The Shaman’s Apprentice tells the story of a young shaman in training who must face her first test—a trip to the underground to visit Kannaaluk, The One Below, who holds the answers to why a community member has become ill. Facing dark spirits and physical challenges, the young shaman must learn to stifle her fear and listen to what Kannaaluk has to tell her.
I Am Loved, is written by Kevin Qamaniq-Mason who grew up in Iglulik and is a senior policy advisor at Inuit Tapiriit Kanatami, and Mary Qamaniq-Mason. This book is translated into French by Serge Bélair. I Am Loved is illustrated by Hwei Lim. In this book Pakak is in a new foster home, with new people, new food, and new smells. Feeling alone and uncertain, Pakak finds comfort in a secret shared with him by his anaanattiaq, his grandmother, and in the knowledge that he is loved no matter how far away his family may be.
The Gruffalo in Inuktitut is a translation, by Jaypeetee Arnakak, Inuit, of Julie Donaldson's and Axel Scheffler's original The Gruffalo in English. Walk further into the deep dark wood, and discover what happens when a quick thinking mouse comes face to face with an owl, a snake, and a hungry gruffalo!
Tainna, The Unseen Ones, Short Stories, by Inuit author and educator Norma Dunning, draws on both lived experience and cultural memory to bring together six powerful new short stories centred on modern-day Inuk characters. Ranging from homeless to extravagantly wealthy, from spiritual to jaded, young to elderly, and even from alive to deceased, Dunning’s characters are united by shared feelings of alienation, displacement and loneliness resulting from their experiences in southern Canada.
Let's Eat Bannock by Masiana Kelly, Inuit and Dene from Kugluktuk, Nunavut, and Fort Simpson, NWT. In, Let's Eat Bannock, learn all about this delicious treat!
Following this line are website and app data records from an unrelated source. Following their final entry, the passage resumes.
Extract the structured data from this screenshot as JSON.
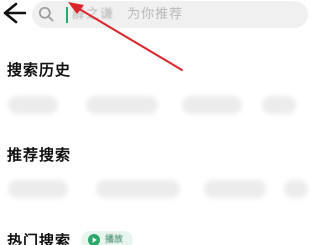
{
  "search": {
    "text": "薛之谦",
    "hint": "为你推荐"
  },
  "sections": {
    "history_title": "搜索历史",
    "recommend_title": "推荐搜索",
    "hot_title": "热门搜索",
    "hot_tag_label": "播放"
  },
  "colors": {
    "accent": "#2aa86a",
    "annotation_arrow": "#d9262b"
  },
  "icons": {
    "back": "back-arrow-icon",
    "search": "search-icon",
    "play": "play-icon"
  }
}
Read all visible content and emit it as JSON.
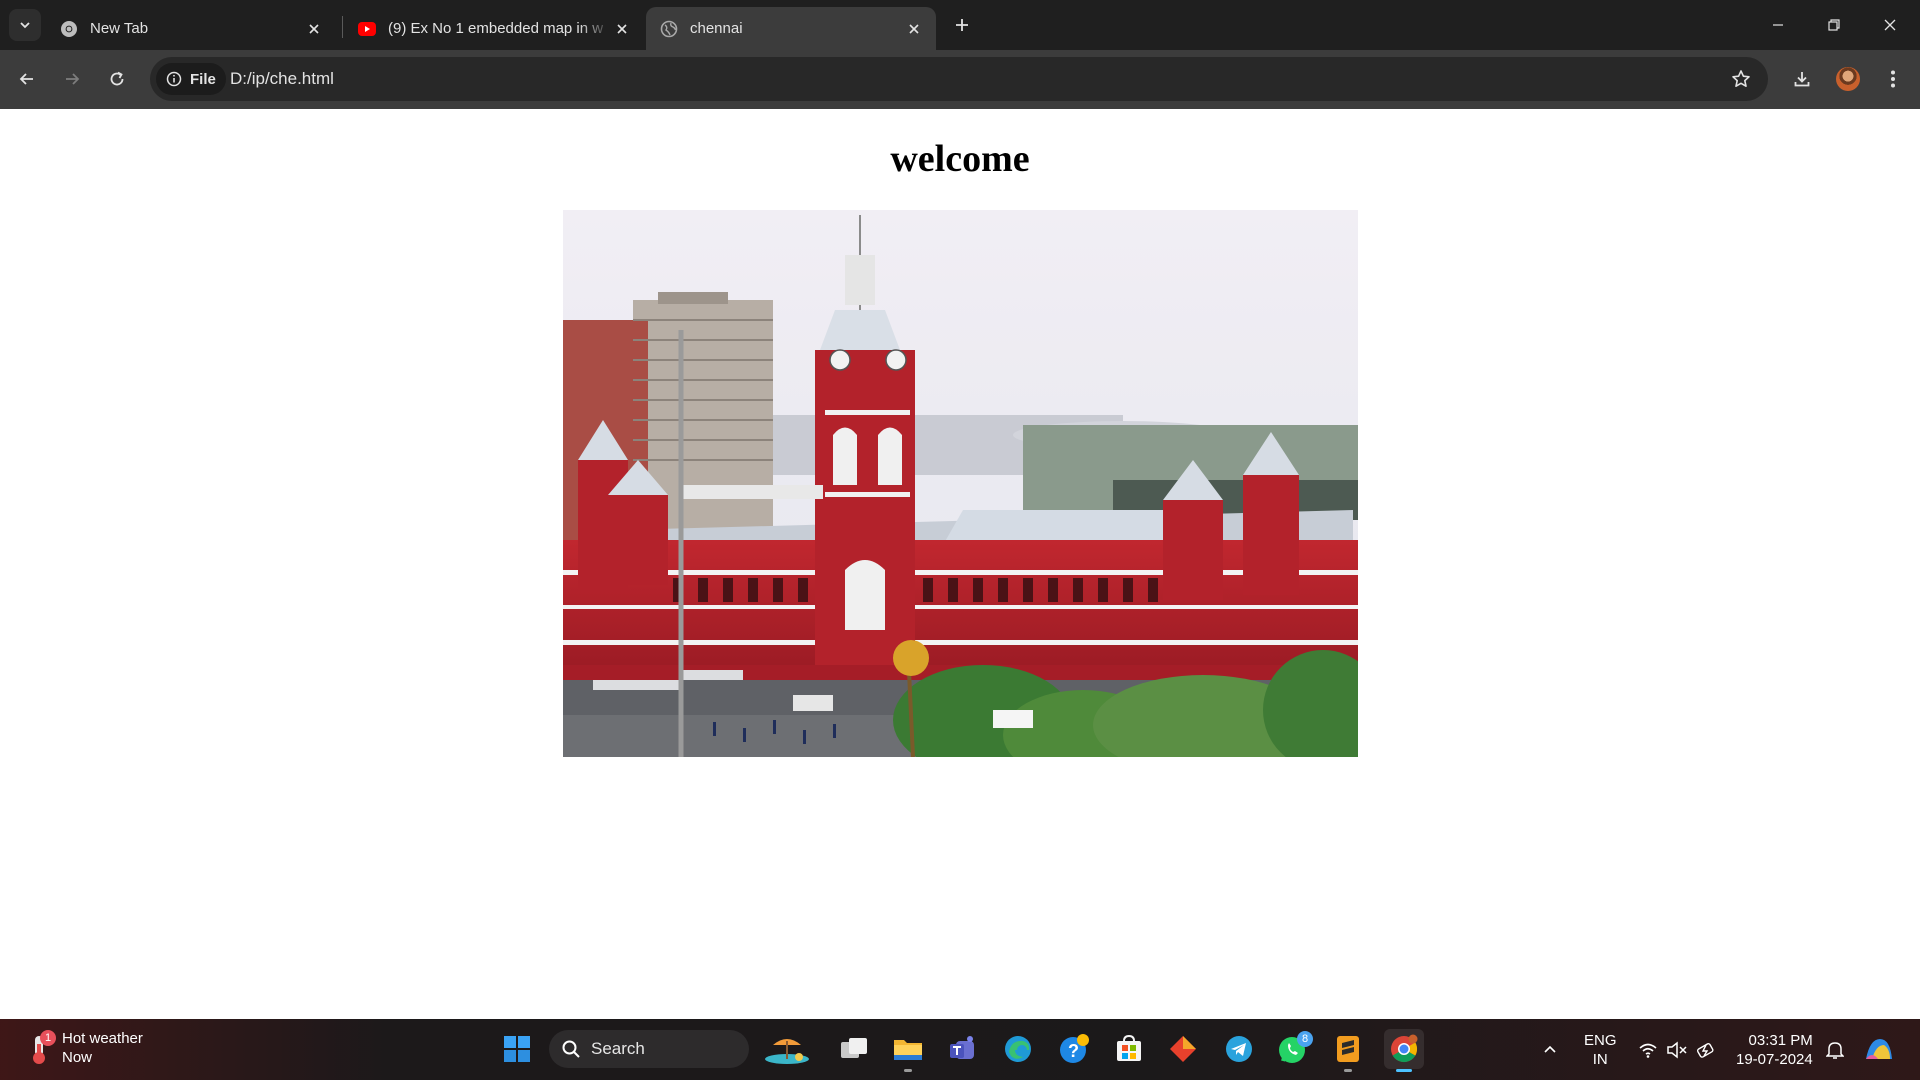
{
  "browser": {
    "tabs": [
      {
        "title": "New Tab",
        "favicon": "chrome-icon",
        "active": false
      },
      {
        "title": "(9) Ex No 1 embedded map in w",
        "favicon": "youtube-icon",
        "active": false
      },
      {
        "title": "chennai",
        "favicon": "globe-icon",
        "active": true
      }
    ],
    "address": {
      "scheme_chip": "File",
      "url": "D:/ip/che.html"
    }
  },
  "page": {
    "heading": "welcome",
    "image_alt": "Chennai Central railway station"
  },
  "taskbar": {
    "weather": {
      "title": "Hot weather",
      "subtitle": "Now",
      "badge": "1"
    },
    "search_label": "Search",
    "apps": [
      "start-icon",
      "search",
      "travel-app-icon",
      "task-view-icon",
      "file-explorer-icon",
      "teams-icon",
      "edge-icon",
      "help-icon",
      "ms-store-icon",
      "office-app-icon",
      "telegram-icon",
      "whatsapp-icon",
      "sublime-text-icon",
      "chrome-icon"
    ],
    "whatsapp_badge": "8",
    "tray": {
      "lang_line1": "ENG",
      "lang_line2": "IN",
      "time": "03:31 PM",
      "date": "19-07-2024"
    }
  },
  "colors": {
    "tabstrip": "#1f1f1f",
    "toolbar": "#3c3c3c",
    "omnibox": "#282828",
    "taskbar": "#1c1a1b",
    "station_red": "#b5222c"
  }
}
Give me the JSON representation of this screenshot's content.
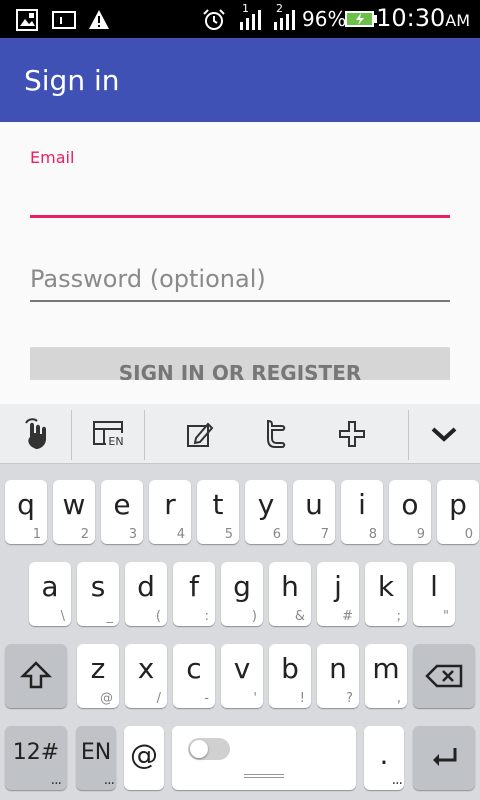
{
  "status_bar": {
    "signal_1_label": "1",
    "signal_2_label": "2",
    "battery_percent": "96%",
    "time": "10:30",
    "ampm": "AM",
    "icons": [
      "image-icon",
      "sim-card-icon",
      "warning-icon",
      "alarm-icon",
      "signal-icon",
      "signal-icon",
      "battery-charging-icon"
    ]
  },
  "app_bar": {
    "title": "Sign in"
  },
  "form": {
    "email_label": "Email",
    "email_value": "",
    "password_placeholder": "Password (optional)",
    "submit_label": "SIGN IN OR REGISTER"
  },
  "keyboard": {
    "toolbar": {
      "items": [
        "gesture-icon",
        "layout-language-icon",
        "edit-icon",
        "twitter-icon",
        "plus-icon",
        "collapse-icon"
      ],
      "layout_label": "EN"
    },
    "row1": [
      {
        "main": "q",
        "sub": "1"
      },
      {
        "main": "w",
        "sub": "2"
      },
      {
        "main": "e",
        "sub": "3"
      },
      {
        "main": "r",
        "sub": "4"
      },
      {
        "main": "t",
        "sub": "5"
      },
      {
        "main": "y",
        "sub": "6"
      },
      {
        "main": "u",
        "sub": "7"
      },
      {
        "main": "i",
        "sub": "8"
      },
      {
        "main": "o",
        "sub": "9"
      },
      {
        "main": "p",
        "sub": "0"
      }
    ],
    "row2": [
      {
        "main": "a",
        "sub": "\\"
      },
      {
        "main": "s",
        "sub": "_"
      },
      {
        "main": "d",
        "sub": "("
      },
      {
        "main": "f",
        "sub": ":"
      },
      {
        "main": "g",
        "sub": ")"
      },
      {
        "main": "h",
        "sub": "&"
      },
      {
        "main": "j",
        "sub": "#"
      },
      {
        "main": "k",
        "sub": ";"
      },
      {
        "main": "l",
        "sub": "\""
      }
    ],
    "row3": [
      {
        "main": "z",
        "sub": "@"
      },
      {
        "main": "x",
        "sub": "/"
      },
      {
        "main": "c",
        "sub": "-"
      },
      {
        "main": "v",
        "sub": "'"
      },
      {
        "main": "b",
        "sub": "!"
      },
      {
        "main": "n",
        "sub": "?"
      },
      {
        "main": "m",
        "sub": ","
      }
    ],
    "bottom": {
      "symbols_label": "12#",
      "lang_label": "EN",
      "at_label": "@",
      "period_label": ".",
      "dots": "..."
    }
  }
}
Bannock is enjoyed by people across Nunavut. Many families have their own recipes that have been passed down for generations. This book provides information about bannock, its history, and how it is made.
Nanuq's Baby Brother is written by Nadia Sammurtok, an Inuit writer and educator from Rankin Inlet, with Rachel Rupke; and illustrated by Ali Hinch. In Nanuq's Baby Brother, Nanuq is so excited when she finds out she is going to be a big sister! She thinks about all the fun things she will do with her new sibling. But when her baby brother is born, he cries all the time. Her parents are so busy with the baby, they don’t have time for her anymore. Nanuq feels lonely. Is this really what being a big sister is like?
Why Is Sissy Grumpy? is written by Nadia Mike, an Inuit educator, and illustrated by Amanda Sandland. In, Why is Sissi Grumpy? Sissi and Tuka are good friends but lately Tuka has noticed some changes in Sissi. She isn't being very nice, and sometimes she hurts Tuka's feelings. How can Tuka find a way to let Sissi know how her behaviour is making him feel?
Willy's New Pup: A Story From Labrador, is written by Sherry Blake an Inuk throat singer who performs with the group The Blake Sisters. She grew up in Rigolet, Newfoundland. Willy's New Pup is illustrated by Lenny Lishchenko. In Willy's New Pup, Willy's friend Sid comes to visit, and he brings Willy a surprise—a new pup! Willy's new pup is strong and fast, but he needs a lot of training before he can become the new lead dog. When Willy finally decides his new pup is ready for his first hunting trip, something happens that puts the dog's strength and bravery to the test.
In Tuktu Says written by Nadia Sammurtok, an Inuit writer and educator originally from Rankin Inlet, Nunavut; and illustrated by Ali Hinch,Tuktu and his friends are playing so join them and you can play, move, or make sounds along by doing the actions with the characters in this book. With interactive books, children are encouraged to actively participate in the stories they are listening to through directions or instructional text.
This Is What I See is written by Looee Arreak who lives in Iqaluit, Nunavut and grew up in Pangnirtung, Nunavut. She is an award winning Inuktitut singer and songwriter and composed a song “Qaujimavunga Kinummangaarma - I Know Who I Am,” In, This Is What I See, let's count what we see and sing along as we count the animals we see on the tundra. This Is What I See is illustrated by We Are Together.